The Canada Green Building Council (CaGBC) has released a Zero Carbon Buildings Framework for the assessment of highly energy efficient buildings that minimize greenhouse gas emissions. The framework is the first stage of a broader CaGBC Zero Carbon Buildings Initiative to champion the move to lower-carbon commercial, institutional and high-rise residential buildings in support of Canada’s efforts to reduce greenhouse gas emissions by 30 per cent by 2030, CaGBC says in a news release.
“Our focus on carbon emissions as opposed to energy in this framework flows from the increasing urgency to address climate change by reducing greenhouse gas emissions from buildings,” says CaGBC president and CEO Thomas Mueller. “By embarking on this important initiative, the CaGBC is providing the market with a state-of -the-art guideline and, soon, the third-party verification and support required to make net zero carbon buildings a reality in the near future.”
Working with Integral Group’s Research and Planning group in Vancouver, the CaGBC consulted with approximately 50 individuals representing 40 organizations in the building sector and undertook a comprehensive review of nine international net zero building approaches.

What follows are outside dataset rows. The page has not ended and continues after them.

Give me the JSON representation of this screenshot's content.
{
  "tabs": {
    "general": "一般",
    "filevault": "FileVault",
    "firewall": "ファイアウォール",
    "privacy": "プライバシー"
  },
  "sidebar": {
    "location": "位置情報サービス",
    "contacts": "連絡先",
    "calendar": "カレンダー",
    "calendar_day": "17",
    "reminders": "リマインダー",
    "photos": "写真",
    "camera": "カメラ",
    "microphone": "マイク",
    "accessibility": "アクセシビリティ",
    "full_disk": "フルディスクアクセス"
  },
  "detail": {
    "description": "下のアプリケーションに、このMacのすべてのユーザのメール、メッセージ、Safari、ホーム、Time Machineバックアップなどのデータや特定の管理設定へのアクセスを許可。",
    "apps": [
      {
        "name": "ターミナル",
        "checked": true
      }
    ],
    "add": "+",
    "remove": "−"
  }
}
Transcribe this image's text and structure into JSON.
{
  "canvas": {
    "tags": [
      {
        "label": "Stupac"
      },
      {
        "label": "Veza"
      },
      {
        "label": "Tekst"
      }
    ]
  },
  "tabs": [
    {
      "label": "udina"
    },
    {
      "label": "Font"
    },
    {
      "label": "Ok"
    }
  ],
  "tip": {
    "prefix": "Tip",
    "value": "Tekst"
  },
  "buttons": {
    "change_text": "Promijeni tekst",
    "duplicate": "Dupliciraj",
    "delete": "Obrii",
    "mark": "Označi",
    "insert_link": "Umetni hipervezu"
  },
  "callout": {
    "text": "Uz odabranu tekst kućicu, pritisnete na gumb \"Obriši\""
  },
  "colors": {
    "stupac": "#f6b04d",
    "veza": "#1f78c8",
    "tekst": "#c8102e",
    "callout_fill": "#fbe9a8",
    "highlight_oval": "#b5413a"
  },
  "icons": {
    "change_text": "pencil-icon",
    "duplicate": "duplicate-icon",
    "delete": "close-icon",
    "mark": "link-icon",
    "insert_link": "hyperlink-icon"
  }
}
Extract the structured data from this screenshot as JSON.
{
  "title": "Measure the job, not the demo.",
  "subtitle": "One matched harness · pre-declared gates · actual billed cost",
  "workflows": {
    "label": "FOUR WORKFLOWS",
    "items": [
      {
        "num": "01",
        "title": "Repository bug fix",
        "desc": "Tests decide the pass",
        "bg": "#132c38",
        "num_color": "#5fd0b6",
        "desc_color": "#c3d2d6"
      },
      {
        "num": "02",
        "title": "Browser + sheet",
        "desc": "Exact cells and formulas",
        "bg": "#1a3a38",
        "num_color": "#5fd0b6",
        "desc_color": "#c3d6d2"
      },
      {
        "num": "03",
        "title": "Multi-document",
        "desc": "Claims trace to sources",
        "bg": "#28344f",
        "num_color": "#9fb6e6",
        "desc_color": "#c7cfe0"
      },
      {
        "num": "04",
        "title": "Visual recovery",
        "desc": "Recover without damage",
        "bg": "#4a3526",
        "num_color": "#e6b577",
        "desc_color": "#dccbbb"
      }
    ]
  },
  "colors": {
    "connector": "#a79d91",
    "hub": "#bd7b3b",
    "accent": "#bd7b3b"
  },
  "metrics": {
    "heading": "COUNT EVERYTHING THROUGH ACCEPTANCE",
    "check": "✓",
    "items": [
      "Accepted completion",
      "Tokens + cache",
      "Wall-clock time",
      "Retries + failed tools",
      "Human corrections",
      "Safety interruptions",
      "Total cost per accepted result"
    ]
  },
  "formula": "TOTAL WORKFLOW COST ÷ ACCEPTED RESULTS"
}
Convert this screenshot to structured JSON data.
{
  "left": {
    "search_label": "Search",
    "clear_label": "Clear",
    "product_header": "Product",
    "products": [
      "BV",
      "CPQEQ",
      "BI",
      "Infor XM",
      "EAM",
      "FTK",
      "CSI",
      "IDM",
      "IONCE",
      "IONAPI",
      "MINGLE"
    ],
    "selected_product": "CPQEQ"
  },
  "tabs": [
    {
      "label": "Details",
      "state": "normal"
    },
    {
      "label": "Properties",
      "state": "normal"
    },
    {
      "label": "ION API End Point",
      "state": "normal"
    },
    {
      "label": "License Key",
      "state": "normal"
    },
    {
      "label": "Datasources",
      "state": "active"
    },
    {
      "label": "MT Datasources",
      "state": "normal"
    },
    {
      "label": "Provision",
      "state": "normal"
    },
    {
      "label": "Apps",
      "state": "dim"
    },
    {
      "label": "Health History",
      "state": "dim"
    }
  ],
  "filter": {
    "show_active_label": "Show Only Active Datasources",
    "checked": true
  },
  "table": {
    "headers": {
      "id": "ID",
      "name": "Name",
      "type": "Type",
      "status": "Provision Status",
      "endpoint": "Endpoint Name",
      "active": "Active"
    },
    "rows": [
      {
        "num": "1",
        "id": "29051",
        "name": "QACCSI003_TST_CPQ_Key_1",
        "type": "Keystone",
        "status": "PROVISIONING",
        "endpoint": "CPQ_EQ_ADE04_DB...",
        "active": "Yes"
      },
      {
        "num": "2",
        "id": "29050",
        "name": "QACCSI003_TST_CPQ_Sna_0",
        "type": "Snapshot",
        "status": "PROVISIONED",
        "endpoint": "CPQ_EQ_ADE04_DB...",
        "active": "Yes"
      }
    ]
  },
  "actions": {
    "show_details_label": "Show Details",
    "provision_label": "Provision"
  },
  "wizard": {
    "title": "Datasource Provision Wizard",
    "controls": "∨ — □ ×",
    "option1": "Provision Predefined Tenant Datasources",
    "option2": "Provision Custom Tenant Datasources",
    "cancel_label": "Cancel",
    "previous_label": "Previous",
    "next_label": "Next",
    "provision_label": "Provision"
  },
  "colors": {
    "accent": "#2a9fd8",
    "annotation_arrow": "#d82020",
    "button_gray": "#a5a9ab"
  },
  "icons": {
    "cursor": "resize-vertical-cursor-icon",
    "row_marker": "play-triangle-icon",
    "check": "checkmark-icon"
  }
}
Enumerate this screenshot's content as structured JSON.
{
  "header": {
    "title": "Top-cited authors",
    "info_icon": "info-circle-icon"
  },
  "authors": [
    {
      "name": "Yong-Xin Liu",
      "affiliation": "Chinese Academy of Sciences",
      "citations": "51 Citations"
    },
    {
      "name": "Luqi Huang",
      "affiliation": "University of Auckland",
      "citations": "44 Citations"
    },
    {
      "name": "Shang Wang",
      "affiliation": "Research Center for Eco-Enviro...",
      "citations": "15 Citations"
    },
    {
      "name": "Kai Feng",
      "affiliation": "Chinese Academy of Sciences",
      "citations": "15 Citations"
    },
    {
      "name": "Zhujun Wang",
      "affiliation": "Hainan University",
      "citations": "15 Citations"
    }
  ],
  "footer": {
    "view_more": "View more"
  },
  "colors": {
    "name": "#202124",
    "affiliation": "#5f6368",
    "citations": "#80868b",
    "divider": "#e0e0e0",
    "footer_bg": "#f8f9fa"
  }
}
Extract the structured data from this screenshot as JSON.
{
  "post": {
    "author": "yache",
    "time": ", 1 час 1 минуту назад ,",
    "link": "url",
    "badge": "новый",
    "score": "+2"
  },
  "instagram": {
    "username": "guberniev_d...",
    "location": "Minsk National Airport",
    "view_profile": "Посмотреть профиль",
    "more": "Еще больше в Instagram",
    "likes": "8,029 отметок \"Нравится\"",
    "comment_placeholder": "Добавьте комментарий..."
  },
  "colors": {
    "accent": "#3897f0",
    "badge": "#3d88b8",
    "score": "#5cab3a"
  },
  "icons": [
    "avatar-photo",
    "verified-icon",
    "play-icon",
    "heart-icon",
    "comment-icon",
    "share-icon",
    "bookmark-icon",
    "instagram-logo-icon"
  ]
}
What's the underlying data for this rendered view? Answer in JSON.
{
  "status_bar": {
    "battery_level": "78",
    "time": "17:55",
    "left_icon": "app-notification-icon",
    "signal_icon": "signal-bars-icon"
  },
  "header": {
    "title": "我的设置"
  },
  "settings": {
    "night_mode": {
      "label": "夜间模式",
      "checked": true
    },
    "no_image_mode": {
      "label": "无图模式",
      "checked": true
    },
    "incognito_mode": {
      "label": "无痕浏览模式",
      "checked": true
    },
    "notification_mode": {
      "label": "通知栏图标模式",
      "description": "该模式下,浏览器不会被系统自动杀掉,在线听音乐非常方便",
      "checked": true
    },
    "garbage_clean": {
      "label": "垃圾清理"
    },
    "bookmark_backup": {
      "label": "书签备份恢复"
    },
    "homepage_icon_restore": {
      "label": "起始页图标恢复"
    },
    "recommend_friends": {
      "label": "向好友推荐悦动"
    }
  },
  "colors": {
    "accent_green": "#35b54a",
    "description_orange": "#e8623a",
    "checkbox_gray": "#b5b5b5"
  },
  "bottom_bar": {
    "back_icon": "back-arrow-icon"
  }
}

The resulting CaGBC framework facilitates broad participation across a range of building types and sizes, provides a clear definition for zero carbon buildings, and establishes five key components for the evaluation of building carbon footprints that are detailed below.
- A greenhouse gas intensity metric for assessing a building’s emissions, calculated using regional emissions factors.
- Energy intensity metrics to incentivize the design of highly efficient, reliable and resilient buildings.
- A peak energy demand metric to encourage the use of “peak shaving” measures.
- An embodied carbon metric to recognize the importance of building material lifecycle impacts.
- A requirement that renewable energy be generated on-site or procured directly in order to ensure the addition of clean power generation.
The next phases of the Zero Carbon Initiative include the identification of specific pathways to zero carbon, a zero carbon building pilot program, and the development of a verification program to be completed and launched by CaGBC by the end of the second quarter of 2017.
The first pilot project in the initiative is the recently announced Joyce Centre for Partnership and Innovation at Mohawk College, which aims to be a carbon-free building. This collaboration will provide insight from the application of the framework and help determine requirements for the verification of performance. More specifics about this project will be released in the near future.
“Further strengthening our leadership in environmental sustainability is a strategic priority for Mohawk College,” says Dr. Tony Cupido, chief building and facilities officer for Mohawk College. “Constructing one of the first net-zero energy institutional buildings in Ontario delivers on our commitment, and we are honoured to have the Joyce Centre for Partnership & Innovation serve as the country’s first pilot project for Canada Green Building Council.”
REALPAC, which participated in the CaGBC’s Net Zero Working Group over the summer, sees this Framework and its resulting impact as a strong approach to the establishment of net zero standards in Canada.
“With global CO2 emissions now exceeding 400 ppm in the atmosphere, the need for buildings to show carbon reduction leadership has never been more apparent,” says Michael Brooks, CEO of REALPAC. “This report provides an excellent summary of global approaches to date, a thoughtful and proper approach to measuring zero carbon buildings, and new metrics that hopefully all governments in Canada will adopt as a way to achieve the aspirations set out in COP 21.”
The executive summary is available publicly, and the full report is available free to members To download the report and read updates about CaGBC’s Net Zero Initiative as it unfolds, visit www.cagbc.org/zerocarbon. The CaGBC is also inviting feedback on this framework, which can be provided by contacting Mark Hutchinson, vice-president of green building programs for CaGBC.